Landmarks of Expo ‘74

The work leading up to Expo ’74 included the revitalization of some buildings, and the demolition of others. There were also a number of new features that were added to the downtown landscape. Although there are many more, here are a few of the notable structures that were added or revitalized leading up to the expo.

Spokane Riverfront Park

Riverfront Park

Riverfront Park is among the most loved parts of the Expo ’74 legacy. Many of the other recognizable features are found in the park.

Clock Tower Riverfront

The Clocktower

The Clocktower was originally connected to the Great Northern Railroad depot. The history of the tower is an interesting one, which we devoted an entire block post to a while back.

The Flour Mill

The Flour Mill

The Flour Mill is one of the historic buildings that were repurposed in support of the expo.

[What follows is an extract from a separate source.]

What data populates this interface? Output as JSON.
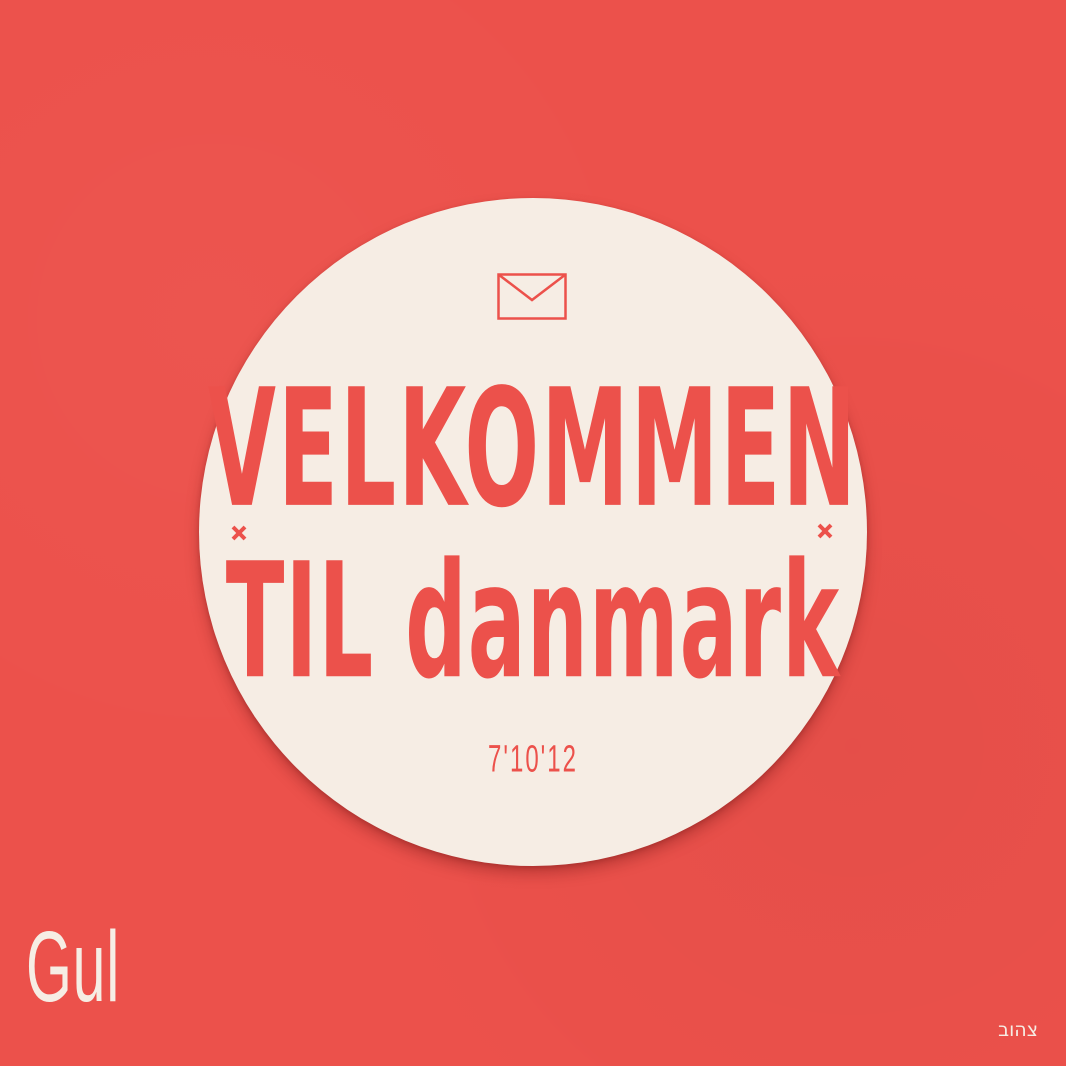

Once an operating flour mill, the building was repurposed as a commercial space leading up to the fair.

Skyride Gondola

Skyride Gondola

A tram system was set up to go over the falls during the expo, and supplied visitors with some of the area’s most awe-inspiring views. The old tram was replaced in 2005 with the updated version that people can experience today.

Spokane Pavilion at Riverfront Park


Another of the most recognizable features from the fair is the Pavilion in Riverfront Park. Originally covered with a cloth canopy, the skeleton was left in place after the conclusion of the fair.

Celebrating 40 Years

There will be ongoing celebration of the Expo ’74 anniversary, but there are a couple of events taking place over the May 3rd weekend. For more information, visit Expo74.org.

The Story that Spokane’s Riverfront Park Clock Tower Tells

Clock Tower at Night

Clocktower at Night by spokanenightscenes.com

There are many historic buildings in Spokane, but few tell as much of a story about the history of the city as the Clocktower on Havermale Island in Riverfront Park. The changes in the city during the Clocktower’s existence, and the role that the tower itself played in those changes, weave a narrative thread about the development of Spokane over the years.

Great Northern Railroad Depot and ClocktowerWhen the Clocktower was originally constructed in 1902, it started as a part of the Great Northern Railroad depot. Following the Great Fire of 1889, Spokane experienced a building boom that created much of the downtown landscape that exists today. Railroads were one of the driving forces of commerce in Spokane, causing the city to become a transportation hub for the Inland Northwest, as well as an important shipping center.

At the time of its initial construction, the Clocktower’s South wall was a part of the exterior wall of the depot, with the North, East, and West walls in the inside of the building. A reminder of the tower’s history can even be seen on the East and West walls, as there are visible sloping lines on the exterior where the roof of the depot was originally located.

Over the following decades, the railroad became a decreasingly important part of the transportation landscape in the United States, and Spokane was no exception. In the years leading up to Expo ’74, the Great Northern Railroad Depot was torn down, but thankfully the Clocktower was left intact, and continues to stand as a reminder of Spokane’s railroad past. In fact, a brass plaque on its side reads that the Clocktower “stands as a monument to the railroad industry and its role in the development of Spokane and the Pacific Northwest.” With the tower’s involvement in Expo ’74, the 155 foot structure has been a fixture in Spokane’s transition from the rail age to what you find today.

The Clocktower has to be wound every week by hand. In 2011, the Spokesman Review posted a set of photos that show the inside of the tower, and the process of winding the clock, a job that requires turning the crank 99 turns to keep the timepiece going from week to week.

The thing that makes the various classic features of the Spokane skyline so interesting are the stories that they tell about our city’s history. The Clocktower is an important part of that story, and remains one of Spokane’s most important landmarks.